When we were kids, my cousin Shane and I bid on a Billy Goat at the Cedar City Livestock Auction. It is a very vague and distant memory. In fact, I don’t even know the name of the gentlemen who bought the goat for us. But boy were we proud goat owners. Unfortunately, I don’t think that Billy Goat was meant to be a pet. I think farm life was more his style. So, the day our goat bit a neighbor was our last day as goat owners.
There is something special about cousins. They are your “built in” friends. That is what Shane and I were. We spent many hours on Grandpa’s farm in Beaver chasing cows, making forts, and watching the cattle be branded. I love those cold, windy memories. Like most farms in the 80’s Grandpa’s was hit hard and the farm was lost and the Hofheins Clan gathered less and less often. Shane and I drifted apart. But our connection was never lost.
Last May, I received a text sharing news Shane had passed way. He was forty-seven years old. My heart took a gut punch in that instant. I could not recall the last time I had spoken to him.
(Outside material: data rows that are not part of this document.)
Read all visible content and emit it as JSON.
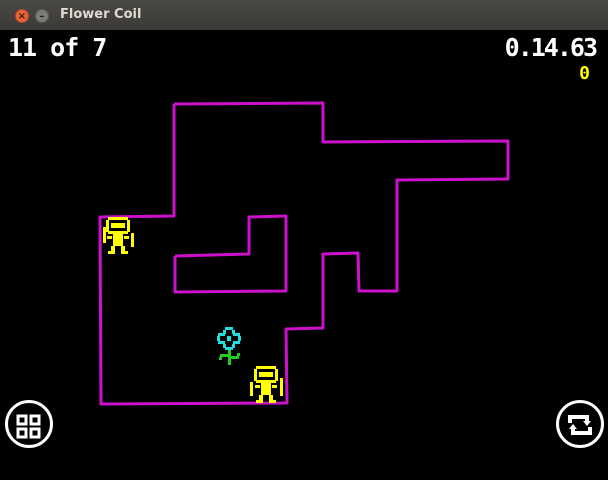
{
  "window": {
    "title": "Flower Coil"
  },
  "hud": {
    "level": "11 of 7",
    "timer": "0.14.63",
    "score": "0"
  },
  "colors": {
    "maze_wall": "#cc11cc",
    "player": "#ffff00",
    "flower_petals": "#22dddd",
    "flower_stem": "#22cc22",
    "background": "#000000"
  },
  "sprites": [
    {
      "name": "robot-character-1",
      "kind": "robot"
    },
    {
      "name": "robot-character-2",
      "kind": "robot"
    },
    {
      "name": "flower-goal",
      "kind": "flower"
    }
  ],
  "controls": {
    "menu_icon": "grid-icon",
    "restart_icon": "restart-icon"
  }
}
I think it was my wedding day in 1995. Regret grew in me and loss found its way into my heart.
Unfortunately, the loss of Shane was just the beginning. Death’s hunt had just begun. Loss came to be synonymous with living. I watched my girlfriends bury their husbands, my husband’s friends bury their wives, and my students bury their parents; I witnessed elderly neighbors say good bye to their spouses. Tragedy dug its claws into our Southern Utah Community. In utter innocence, our twelve-year-old son asked, “Why are so many people dying?” I did not have an answer.
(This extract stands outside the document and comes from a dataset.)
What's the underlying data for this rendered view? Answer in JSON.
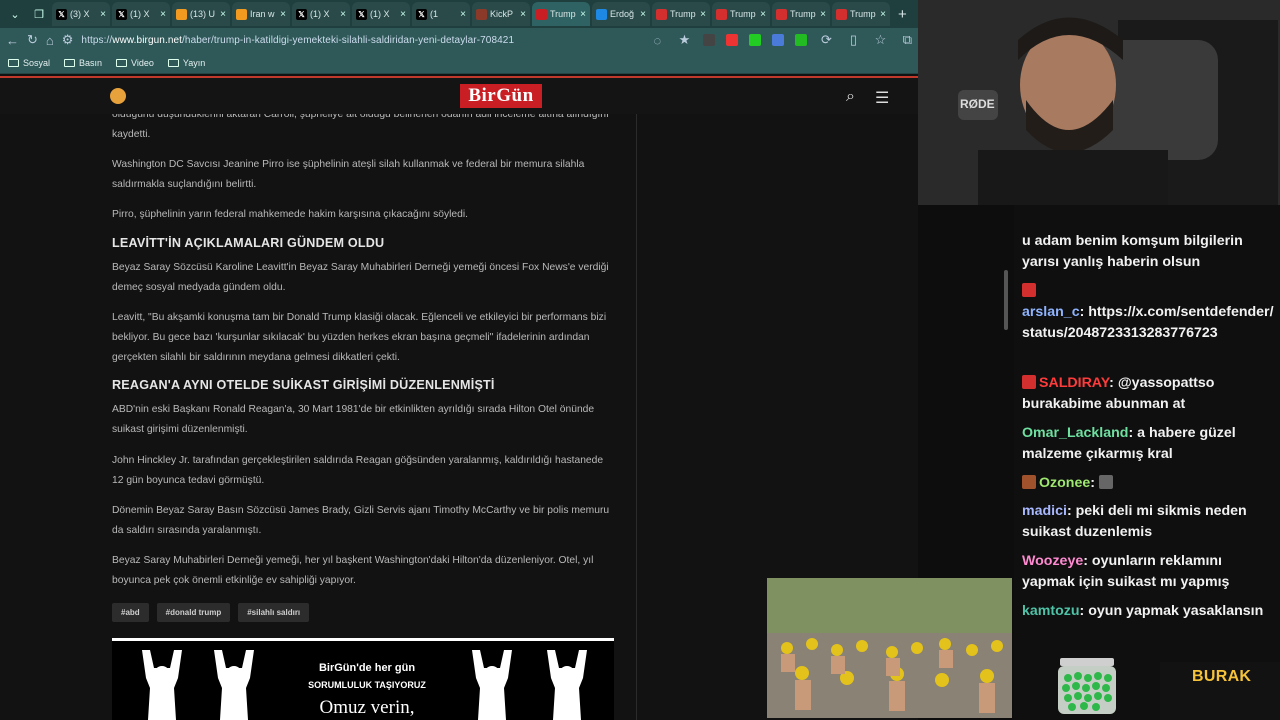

Jamie Anderson, author of Doctor Who said, “grief is love with no place to go.” There is so much grief because there was so much love. This year I resolve to gather. Even with COVID-19 restrictions, I will be resolute in my wanderings. I will seek life and memories. I will treasure joy and laughter and I will wrap my arms around those who have experienced loss first hand. Maybe together we can shoulder the grief and still the sadness.